Dataset rows for apps and sites:
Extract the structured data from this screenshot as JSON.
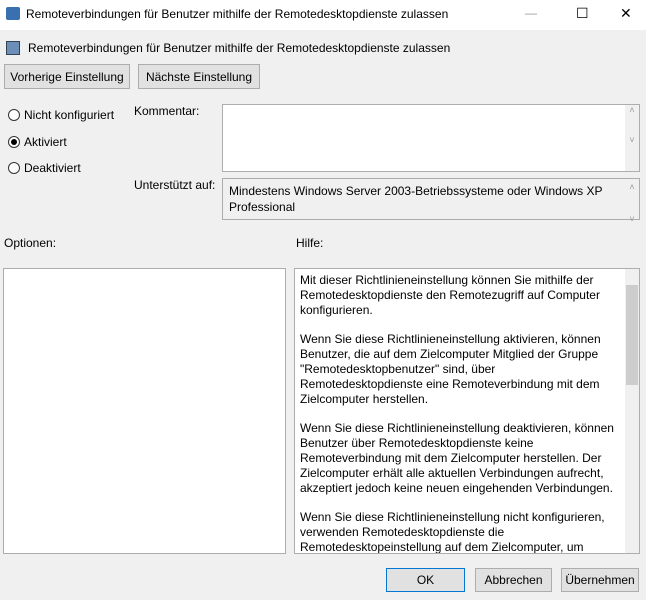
{
  "window": {
    "title": "Remoteverbindungen für Benutzer mithilfe der Remotedesktopdienste zulassen",
    "minimize": "—",
    "maximize": "☐",
    "close": "✕"
  },
  "header": {
    "title": "Remoteverbindungen für Benutzer mithilfe der Remotedesktopdienste zulassen"
  },
  "nav": {
    "previous": "Vorherige Einstellung",
    "next": "Nächste Einstellung"
  },
  "state": {
    "options": [
      {
        "label": "Nicht konfiguriert",
        "selected": false
      },
      {
        "label": "Aktiviert",
        "selected": true
      },
      {
        "label": "Deaktiviert",
        "selected": false
      }
    ]
  },
  "comment": {
    "label": "Kommentar:",
    "value": ""
  },
  "supported": {
    "label": "Unterstützt auf:",
    "value": "Mindestens Windows Server 2003-Betriebssysteme oder Windows XP Professional"
  },
  "options_label": "Optionen:",
  "help_label": "Hilfe:",
  "help": [
    "Mit dieser Richtlinieneinstellung können Sie mithilfe der Remotedesktopdienste den Remotezugriff auf Computer konfigurieren.",
    "Wenn Sie diese Richtlinieneinstellung aktivieren, können Benutzer, die auf dem Zielcomputer Mitglied der Gruppe \"Remotedesktopbenutzer\" sind, über Remotedesktopdienste eine Remoteverbindung mit dem Zielcomputer herstellen.",
    "Wenn Sie diese Richtlinieneinstellung deaktivieren, können Benutzer über Remotedesktopdienste keine Remoteverbindung mit dem Zielcomputer herstellen. Der Zielcomputer erhält alle aktuellen Verbindungen aufrecht, akzeptiert jedoch keine neuen eingehenden Verbindungen.",
    "Wenn Sie diese Richtlinieneinstellung nicht konfigurieren, verwenden Remotedesktopdienste die Remotedesktopeinstellung auf dem Zielcomputer, um festzustellen, ob die Remoteverbindung zulässig ist. Diese Einstellung befindet sich"
  ],
  "footer": {
    "ok": "OK",
    "cancel": "Abbrechen",
    "apply": "Übernehmen"
  }
}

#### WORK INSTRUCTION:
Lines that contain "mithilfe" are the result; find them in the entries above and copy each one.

#### EXPECTED ANSWER:
    "title": "Remoteverbindungen für Benutzer mithilfe der Remotedesktopdienste zulassen",
    "title": "Remoteverbindungen für Benutzer mithilfe der Remotedesktopdienste zulassen"
    "Mit dieser Richtlinieneinstellung können Sie mithilfe der Remotedesktopdienste den Remotezugriff auf Computer konfigurieren.",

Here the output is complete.